“Go to the site directly. Don’t click on links in emails.”—Mike Wilson, CEO and co-founder, PasswordPing

This prompts the service to send multiple password reset emails in a row, each containing a new one-time account access code. Just as the target becomes alarmed that someone is trying to hack into his account, the scammers send the target a phishing email with a link to an authentic-looking site that asks prompts them to enter the most recent access code.

If a target clicks on that link and enters the most recent access code, the scammer can then use the code to access the account—a potentially disastrous scenario for a victim, Jakobsson says, if the hacked account links to his credit card, bank account, or a digital-payment site like Venmo or PayPal.

“What this does is use legitimate infrastructure to deceive the user,” he says. The phishing technique is so new that it doesn’t have a name yet, he says, but he calls it “an order of magnitude more convincing” than currently popular phishing techniques.

Of course, not all password reset emails are illegitimate. Sometimes, as was the case with workplace-messaging service Hipchat last month, online services sometimes reset customer passwords to protect them after a database has been compromised. Figuring out which password reset emails are authentic and which ones are phishing attacks will help make you safer online.

While Jakobsson says the kind of attack described above has not yet become widespread, phishing attacks in general are on the rise. In addition to Wednesday’s Google Docs scam, phishing attacks increased 65 percent in 2016 over the previous year, according to the Anti-Phishing Working Group, an international coalition of organizations dedicated to combatting online crime. In 2015, they cost large companies $3.7 million, on average, according to a Ponemon Institute report.

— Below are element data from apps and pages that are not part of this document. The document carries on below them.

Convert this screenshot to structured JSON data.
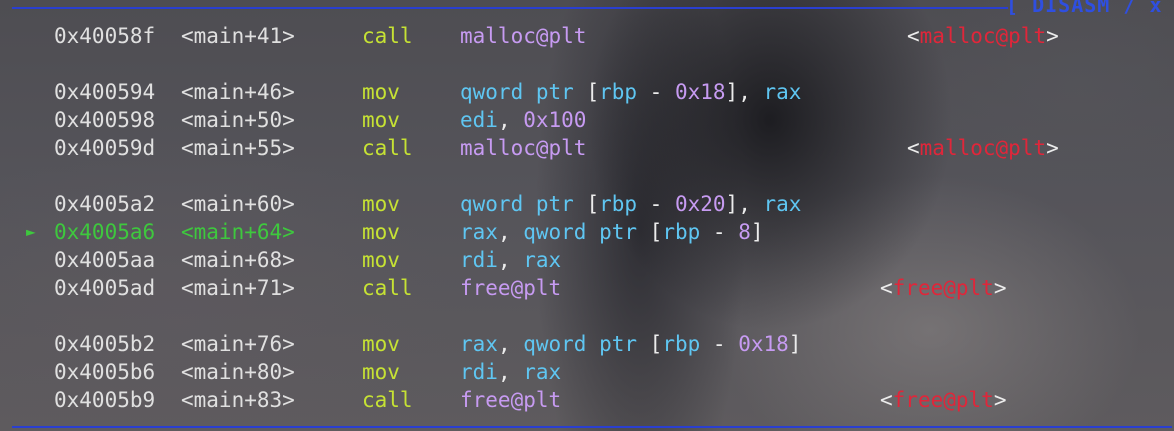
{
  "header": {
    "title": "[ DISASM / x"
  },
  "rows": [
    {
      "addr": "0x40058f",
      "sym": "<main+41>",
      "mnem": "call",
      "ops": [
        [
          "malloc@plt",
          "c-func"
        ]
      ],
      "ann": "malloc@plt",
      "current": false
    },
    {
      "addr": "0x400594",
      "sym": "<main+46>",
      "mnem": "mov",
      "ops": [
        [
          "qword ptr",
          "c-kw"
        ],
        [
          " [",
          "c-punc"
        ],
        [
          "rbp",
          "c-reg"
        ],
        [
          " - ",
          "c-punc"
        ],
        [
          "0x18",
          "c-num"
        ],
        [
          "], ",
          "c-punc"
        ],
        [
          "rax",
          "c-reg"
        ]
      ],
      "ann": "",
      "current": false
    },
    {
      "addr": "0x400598",
      "sym": "<main+50>",
      "mnem": "mov",
      "ops": [
        [
          "edi",
          "c-reg"
        ],
        [
          ", ",
          "c-punc"
        ],
        [
          "0x100",
          "c-num"
        ]
      ],
      "ann": "",
      "current": false
    },
    {
      "addr": "0x40059d",
      "sym": "<main+55>",
      "mnem": "call",
      "ops": [
        [
          "malloc@plt",
          "c-func"
        ]
      ],
      "ann": "malloc@plt",
      "current": false
    },
    {
      "addr": "0x4005a2",
      "sym": "<main+60>",
      "mnem": "mov",
      "ops": [
        [
          "qword ptr",
          "c-kw"
        ],
        [
          " [",
          "c-punc"
        ],
        [
          "rbp",
          "c-reg"
        ],
        [
          " - ",
          "c-punc"
        ],
        [
          "0x20",
          "c-num"
        ],
        [
          "], ",
          "c-punc"
        ],
        [
          "rax",
          "c-reg"
        ]
      ],
      "ann": "",
      "current": false
    },
    {
      "addr": "0x4005a6",
      "sym": "<main+64>",
      "mnem": "mov",
      "ops": [
        [
          "rax",
          "c-reg"
        ],
        [
          ", ",
          "c-punc"
        ],
        [
          "qword ptr",
          "c-kw"
        ],
        [
          " [",
          "c-punc"
        ],
        [
          "rbp",
          "c-reg"
        ],
        [
          " - ",
          "c-punc"
        ],
        [
          "8",
          "c-num"
        ],
        [
          "]",
          "c-punc"
        ]
      ],
      "ann": "",
      "current": true
    },
    {
      "addr": "0x4005aa",
      "sym": "<main+68>",
      "mnem": "mov",
      "ops": [
        [
          "rdi",
          "c-reg"
        ],
        [
          ", ",
          "c-punc"
        ],
        [
          "rax",
          "c-reg"
        ]
      ],
      "ann": "",
      "current": false
    },
    {
      "addr": "0x4005ad",
      "sym": "<main+71>",
      "mnem": "call",
      "ops": [
        [
          "free@plt",
          "c-func"
        ]
      ],
      "ann": "free@plt",
      "current": false
    },
    {
      "addr": "0x4005b2",
      "sym": "<main+76>",
      "mnem": "mov",
      "ops": [
        [
          "rax",
          "c-reg"
        ],
        [
          ", ",
          "c-punc"
        ],
        [
          "qword ptr",
          "c-kw"
        ],
        [
          " [",
          "c-punc"
        ],
        [
          "rbp",
          "c-reg"
        ],
        [
          " - ",
          "c-punc"
        ],
        [
          "0x18",
          "c-num"
        ],
        [
          "]",
          "c-punc"
        ]
      ],
      "ann": "",
      "current": false
    },
    {
      "addr": "0x4005b6",
      "sym": "<main+80>",
      "mnem": "mov",
      "ops": [
        [
          "rdi",
          "c-reg"
        ],
        [
          ", ",
          "c-punc"
        ],
        [
          "rax",
          "c-reg"
        ]
      ],
      "ann": "",
      "current": false
    },
    {
      "addr": "0x4005b9",
      "sym": "<main+83>",
      "mnem": "call",
      "ops": [
        [
          "free@plt",
          "c-func"
        ]
      ],
      "ann": "free@plt",
      "current": false
    }
  ],
  "current_marker": "►",
  "colors": {
    "rule": "#2a3fd0",
    "current": "#3ec83e",
    "mnemonic": "#c6e234",
    "register": "#5fc6f2",
    "number": "#c79bf2",
    "external": "#e0263a"
  }
}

“These attacks put individual users in an uncomfortable position,” says Josh Horwitz, the co-founder and chief operating officer of compromised credential and breach notification services provider PasswordPing, “where you’re forced to evaluate an email designed to trick you.”

The first thing to do if you get a password reset notice, he says, is to look for telltale signs of forgery, such as broken English, including spelling and grammar mistakes. If you’re on a desktop or laptop computer, mouse over links in the email without clicking on them to see if the link is trying to misdirect you. If you’re on a phone or tablet without mouse access, switch devices, or copy the link, and paste it into a note-taking app.

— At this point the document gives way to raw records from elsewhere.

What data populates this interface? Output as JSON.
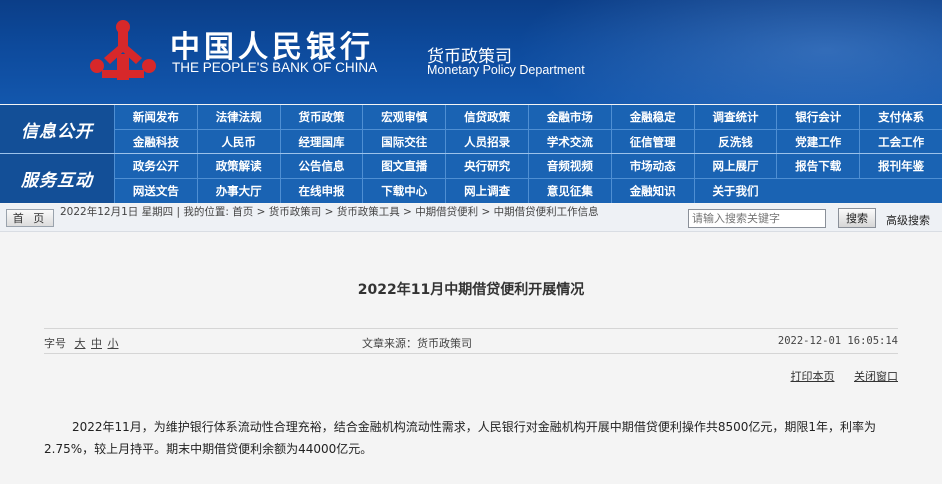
{
  "header": {
    "bank_name_cn": "中国人民银行",
    "bank_name_en": "THE PEOPLE'S BANK OF CHINA",
    "dept_cn": "货币政策司",
    "dept_en": "Monetary Policy Department"
  },
  "nav_info": {
    "title": "信息公开",
    "items": [
      "新闻发布",
      "法律法规",
      "货币政策",
      "宏观审慎",
      "信贷政策",
      "金融市场",
      "金融稳定",
      "调查统计",
      "银行会计",
      "支付体系",
      "金融科技",
      "人民币",
      "经理国库",
      "国际交往",
      "人员招录",
      "学术交流",
      "征信管理",
      "反洗钱",
      "党建工作",
      "工会工作"
    ]
  },
  "nav_service": {
    "title": "服务互动",
    "items": [
      "政务公开",
      "政策解读",
      "公告信息",
      "图文直播",
      "央行研究",
      "音频视频",
      "市场动态",
      "网上展厅",
      "报告下载",
      "报刊年鉴",
      "网送文告",
      "办事大厅",
      "在线申报",
      "下载中心",
      "网上调查",
      "意见征集",
      "金融知识",
      "关于我们"
    ]
  },
  "location": {
    "home_label": "首 页",
    "date": "2022年12月1日",
    "weekday": "星期四",
    "prefix": "我的位置:",
    "crumbs": [
      "首页",
      "货币政策司",
      "货币政策工具",
      "中期借贷便利",
      "中期借贷便利工作信息"
    ]
  },
  "search": {
    "placeholder": "请输入搜索关键字",
    "button_label": "搜索",
    "advanced_label": "高级搜索"
  },
  "article": {
    "title": "2022年11月中期借贷便利开展情况",
    "fontsize_label": "字号",
    "fontsize_options": [
      "大",
      "中",
      "小"
    ],
    "source": "文章来源：货币政策司",
    "date": "2022-12-01 16:05:14",
    "print_label": "打印本页",
    "close_label": "关闭窗口",
    "body": "2022年11月，为维护银行体系流动性合理充裕，结合金融机构流动性需求，人民银行对金融机构开展中期借贷便利操作共8500亿元，期限1年，利率为2.75%，较上月持平。期末中期借贷便利余额为44000亿元。"
  },
  "colors": {
    "banner": "#0d4a9c",
    "nav": "#1a63b3",
    "nav_title": "#134f97",
    "emblem": "#d7282a"
  }
}
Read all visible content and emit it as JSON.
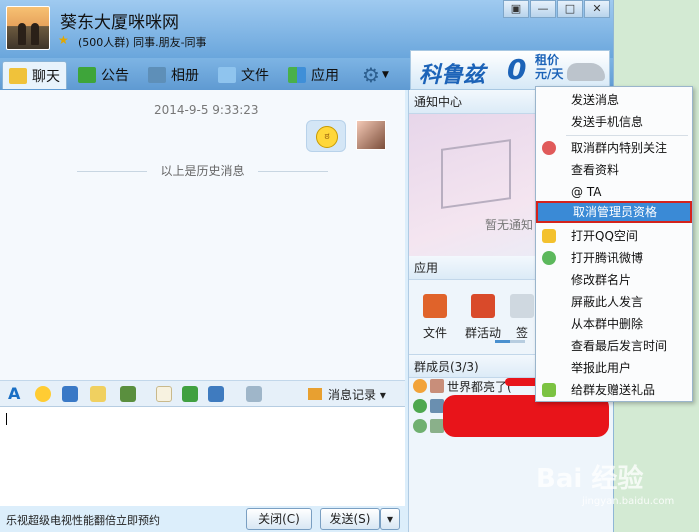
{
  "window": {
    "group_name": "葵东大厦咪咪网",
    "group_sub": "(500人群) 同事.朋友-同事",
    "controls": [
      "▣",
      "—",
      "□",
      "✕"
    ]
  },
  "tabs": [
    {
      "label": "聊天",
      "active": true
    },
    {
      "label": "公告"
    },
    {
      "label": "相册"
    },
    {
      "label": "文件"
    },
    {
      "label": "应用"
    }
  ],
  "ad": {
    "brand": "科鲁兹",
    "zero": "0",
    "price_line1": "租价",
    "price_line2": "元/天"
  },
  "chat": {
    "timestamp": "2014-9-5 9:33:23",
    "history_label": "以上是历史消息"
  },
  "toolbar": {
    "message_log": "消息记录"
  },
  "bottom": {
    "promo": "乐视超级电视性能翻倍立即预约",
    "close_label": "关闭(C)",
    "send_label": "发送(S)"
  },
  "panel": {
    "notify_title": "通知中心",
    "notify_empty": "暂无通知",
    "apps_title": "应用",
    "apps": [
      "文件",
      "群活动",
      "签"
    ],
    "members_title": "群成员(3/3)",
    "members": [
      "世界都亮了("
    ]
  },
  "menu": {
    "items": [
      "发送消息",
      "发送手机信息",
      "取消群内特别关注",
      "查看资料",
      "@ TA",
      "取消管理员资格",
      "打开QQ空间",
      "打开腾讯微博",
      "修改群名片",
      "屏蔽此人发言",
      "从本群中删除",
      "查看最后发言时间",
      "举报此用户",
      "给群友赠送礼品"
    ],
    "selected_index": 5
  },
  "watermark": {
    "text": "Bai 经验",
    "sub": "jingyan.baidu.com"
  }
}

Some scammers will use typographic tricks to fool phishing email recipients, such as replacing the lowercase letter “l” in Google with the number “1”. In some fonts, the two characters look identical, making it doubly challenging to tell if you’re being scammed.

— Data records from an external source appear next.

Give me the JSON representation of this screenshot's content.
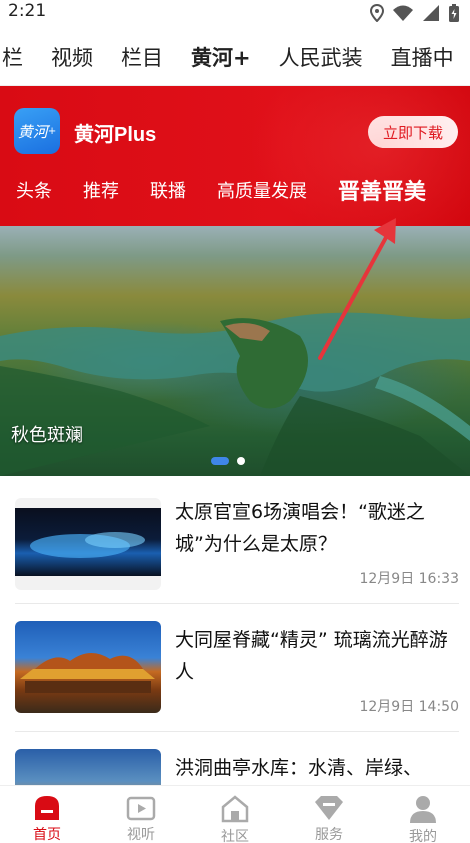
{
  "status": {
    "time": "2:21"
  },
  "top_nav": {
    "tabs": [
      "栏",
      "视频",
      "栏目",
      "黄河+",
      "人民武装",
      "直播中"
    ]
  },
  "app_banner": {
    "logo_text": "黄河",
    "name": "黄河Plus",
    "download_label": "立即下载",
    "sub_tabs": [
      "头条",
      "推荐",
      "联播",
      "高质量发展",
      "晋善晋美"
    ],
    "active_sub_tab": "晋善晋美"
  },
  "carousel": {
    "caption": "秋色斑斓",
    "page": 1,
    "page_count": 2
  },
  "news": [
    {
      "title": "太原官宣6场演唱会！“歌迷之城”为什么是太原？",
      "time": "12月9日 16:33"
    },
    {
      "title": "大同屋脊藏“精灵” 琉璃流光醉游人",
      "time": "12月9日 14:50"
    },
    {
      "title": "洪洞曲亭水库：水清、岸绿、",
      "time": ""
    }
  ],
  "bottom_nav": [
    {
      "label": "首页",
      "icon": "home-icon",
      "active": true
    },
    {
      "label": "视听",
      "icon": "video-icon",
      "active": false
    },
    {
      "label": "社区",
      "icon": "community-icon",
      "active": false
    },
    {
      "label": "服务",
      "icon": "service-icon",
      "active": false
    },
    {
      "label": "我的",
      "icon": "profile-icon",
      "active": false
    }
  ],
  "colors": {
    "brand_red": "#d90b14",
    "carousel_active": "#3f86e8",
    "inactive_gray": "#999999"
  }
}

In order to avoid clicking the link even accidentally, Horwitz and Mike Wilson, the CEO and co-founder of PasswordPing, advise not clicking on any links in the email.

“Go to the site directly. Don’t click on links in emails,” Wilson advises, and manually type the site URL into your browser. “When you go to the site, it’ll ask you to reset your password.”

If you’re at work, and you do click on the link, or even follow through by providing your log-in credentials, tell your IT administrator immediately, computer security analyst Kathryn Sweet advises.

Once you’ve successfully changed your password to one you haven’t used before, a commonsense deterrent to credential stuffing attacks, Horwitz recommends setting up two-factor authentication for all your major online services and to start using a password manager. You can also check to see if your credentials have been included in the “Have I Been Pwned” database, which contains more than 1 billion records.

The U.S. National Institute of Standards and Technology guidelines published in December advise that companies password databases off of the Dark Web and scan them for their customers’ credentials—and if they are included to notify them and possibly reset their passwords. Facebook revealed in November that it has already started doing this.  

As much as companies are responsible for protecting their users, some just won’t move quickly to protect consumers, Jakobsson says.

“It’s important to get the word out and make people understand: The attacks are not all just one thing,” he says.